Several years ago a group of marketers working in the healthcare industry were planning to attend the rapidly growing South By Southwest (SXSW) Interactive Festival in Austin, but felt frustrated at the lack of panels and conversation devoted to the topic of healthcare. Wanting a good alternative, they banded together to create their own show they called South By Social Health (SXSH). For weeks they used the #sxsh tag (and a secondary tag of #hcsm – “health care social media”) to bring the conversation together. For years after the event, both tags continued to be used to bring digital healthcare conversations together. What’s the lesson for brands? Sometimes a hashtag can offer the ultimate means to foster a conversation on a topic broader than your brand, and let you do it in a way that can last far beyond any one campaign.
Don’t Hijack Hashtags for Sensitive Situations
Hijacking hashtags designed for serious and sensitive issues can lead to some bad consequences. Designer Kenneth Cole, for example, tried to insert his brand into conversations about the Egypt uproar by using that in his tweet. Through this tweet, Kenneth Cole tried to hijack the #Cairo hashtag in attempt to promote his spring collection.
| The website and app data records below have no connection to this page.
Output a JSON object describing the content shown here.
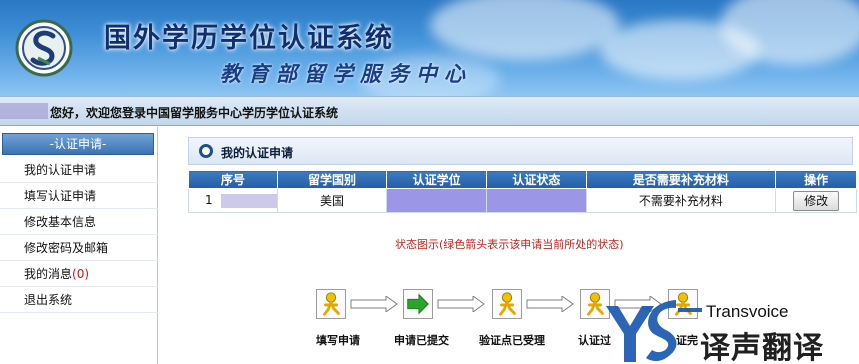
{
  "banner": {
    "title": "国外学历学位认证系统",
    "subtitle": "教育部留学服务中心"
  },
  "welcome": {
    "text": "您好，欢迎您登录中国留学服务中心学历学位认证系统"
  },
  "sidebar": {
    "header": "-认证申请-",
    "items": [
      {
        "label": "我的认证申请"
      },
      {
        "label": "填写认证申请"
      },
      {
        "label": "修改基本信息"
      },
      {
        "label": "修改密码及邮箱"
      },
      {
        "label": "我的消息",
        "badge": "(0)"
      },
      {
        "label": "退出系统"
      }
    ]
  },
  "panel": {
    "title": "我的认证申请"
  },
  "table": {
    "headers": [
      "序号",
      "留学国别",
      "认证学位",
      "认证状态",
      "是否需要补充材料",
      "操作"
    ],
    "rows": [
      {
        "index": "1",
        "country": "美国",
        "degree": "",
        "status": "",
        "supplement": "不需要补充材料",
        "action": "修改"
      }
    ]
  },
  "status_caption": "状态图示(绿色箭头表示该申请当前所处的状态)",
  "flow": {
    "steps": [
      {
        "label": "填写申请"
      },
      {
        "label": "申请已提交"
      },
      {
        "label": "验证点已受理"
      },
      {
        "label": "认证过"
      },
      {
        "label": "证完"
      }
    ]
  },
  "watermark": {
    "en": "Transvoice",
    "cn": "译声翻译"
  },
  "colors": {
    "header_blue": "#245da3",
    "current_arrow_green": "#2aa52a",
    "caption_red": "#c4221b"
  }
}
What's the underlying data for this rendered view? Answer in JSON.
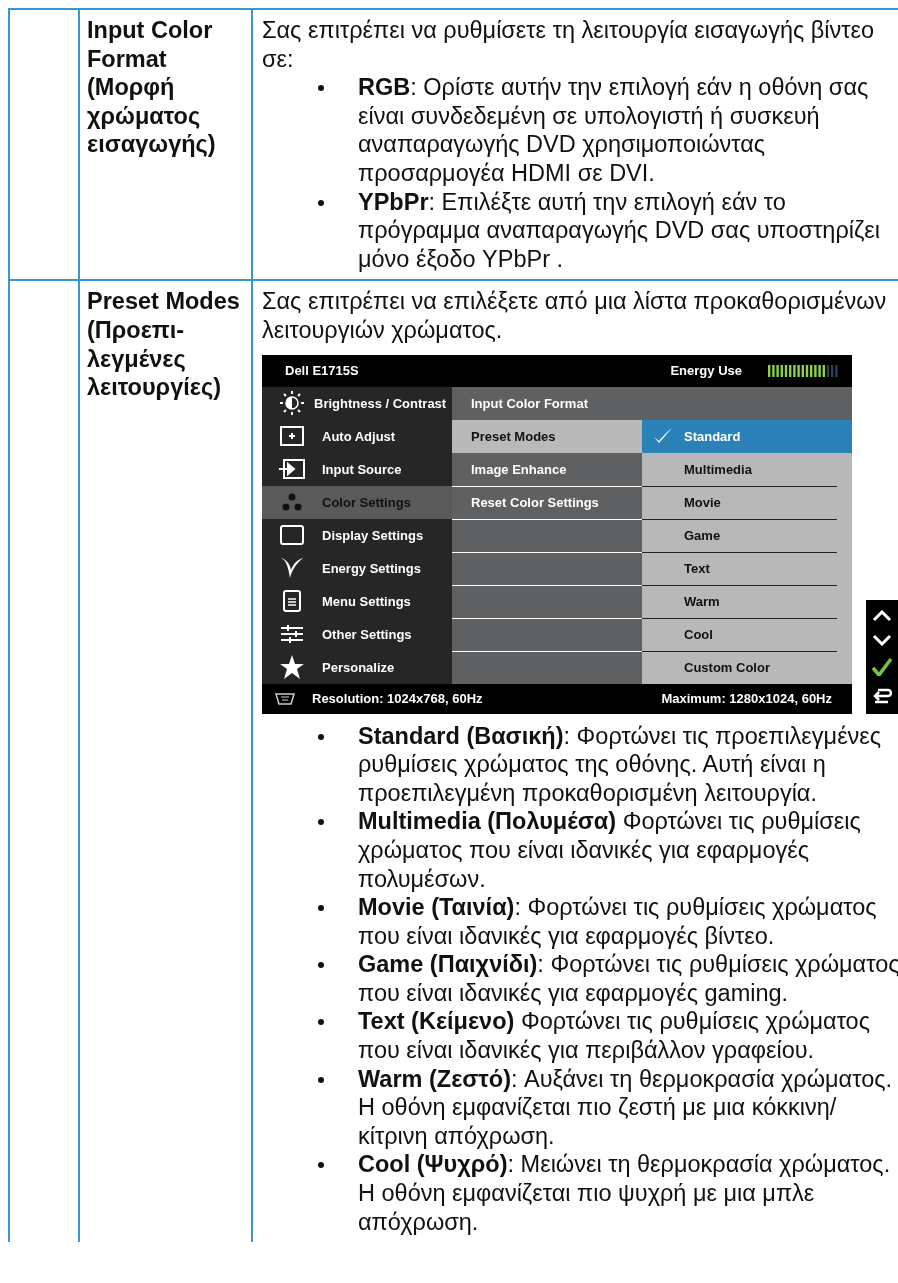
{
  "table": {
    "rows": [
      {
        "setting": "Input Color Format (Μορφή χρώματος εισαγωγής)",
        "description": "Σας επιτρέπει να ρυθμίσετε τη λειτουργία εισαγωγής βίντεο σε:",
        "bullets": [
          "**RGB**: Ορίστε αυτήν την επιλογή εάν η οθόνη σας είναι συνδεδεμένη σε υπολογιστή ή συσκευή αναπαραγωγής DVD χρησιμοποιώντας προσαρμογέα HDMI σε DVI.",
          "**YPbPr**: Επιλέξτε αυτή την επιλογή εάν το πρόγραμμα αναπαραγωγής DVD σας υποστηρίζει μόνο έξοδο YPbPr ."
        ]
      },
      {
        "setting": "Preset Modes (Προεπι-λεγμένες λειτουργίες)",
        "description": "Σας επιτρέπει να επιλέξετε από μια λίστα προκαθορισμένων λειτουργιών χρώματος.",
        "osd": {
          "model": "Dell E1715S",
          "energy_label": "Energy Use",
          "energy_meter": {
            "level": 0.82
          },
          "main_menu": [
            {
              "label": "Brightness / Contrast",
              "selected": false
            },
            {
              "label": "Auto Adjust",
              "selected": false
            },
            {
              "label": "Input Source",
              "selected": false
            },
            {
              "label": "Color Settings",
              "selected": true
            },
            {
              "label": "Display Settings",
              "selected": false
            },
            {
              "label": "Energy Settings",
              "selected": false
            },
            {
              "label": "Menu Settings",
              "selected": false
            },
            {
              "label": "Other Settings",
              "selected": false
            },
            {
              "label": "Personalize",
              "selected": false
            }
          ],
          "submenu": [
            {
              "label": "Input Color Format",
              "selected": false
            },
            {
              "label": "Preset Modes",
              "selected": true
            },
            {
              "label": "Image Enhance",
              "selected": false
            },
            {
              "label": "Reset Color Settings",
              "selected": false
            }
          ],
          "options": [
            {
              "label": "Standard",
              "selected": true
            },
            {
              "label": "Multimedia",
              "selected": false
            },
            {
              "label": "Movie",
              "selected": false
            },
            {
              "label": "Game",
              "selected": false
            },
            {
              "label": "Text",
              "selected": false
            },
            {
              "label": "Warm",
              "selected": false
            },
            {
              "label": "Cool",
              "selected": false
            },
            {
              "label": "Custom Color",
              "selected": false
            }
          ],
          "footer": {
            "resolution": "Resolution: 1024x768, 60Hz",
            "maximum": "Maximum: 1280x1024, 60Hz"
          }
        },
        "bullets": [
          "**Standard (Βασική)**: Φορτώνει τις προεπιλεγμένες ρυθμίσεις χρώματος της οθόνης. Αυτή είναι η προεπιλεγμένη προκαθορισμένη λειτουργία.",
          "**Multimedia (Πολυμέσα)** Φορτώνει τις ρυθμίσεις χρώματος που είναι ιδανικές για εφαρμογές πολυμέσων.",
          "**Movie (Ταινία)**: Φορτώνει τις ρυθμίσεις χρώματος που είναι ιδανικές για εφαρμογές βίντεο.",
          "**Game (Παιχνίδι)**: Φορτώνει τις ρυθμίσεις χρώματος που είναι ιδανικές για εφαρμογές gaming.",
          "**Text (Κείμενο)** Φορτώνει τις ρυθμίσεις χρώματος που είναι ιδανικές για περιβάλλον γραφείου.",
          "**Warm (Ζεστό)**: Αυξάνει τη θερμοκρασία χρώματος. Η οθόνη εμφανίζεται πιο ζεστή με μια κόκκινη/κίτρινη απόχρωση.",
          "**Cool (Ψυχρό)**: Μειώνει τη θερμοκρασία χρώματος. Η οθόνη εμφανίζεται πιο ψυχρή με μια μπλε απόχρωση."
        ]
      }
    ]
  }
}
His message was received with strong public disapproval and media criticism.
Keep it Short
Be sure to keep your hashtag short and easy to remember. Remember that Twitter users are only allotted 140 characters in each tweet, with or without a hashtag. By keeping the hashtag brief, you’ll save your audience some room to include more commentary about your content.
Domino’s Pizza in the UK, for example, got creative several years ago by offering 1 pence off the pizza for every person who tweeted #letsdolunch during a specified timeframe. All the Tweets managed to drop the price of a pizza from £15.99 to £7.74 – a deal which was then honored for ALL their customers (even the nontweeting ones). The more brands run hashtags as a key element of a campaign, the more the lesson in Domino’s success becomes clear: having a good incentive makes a huge difference.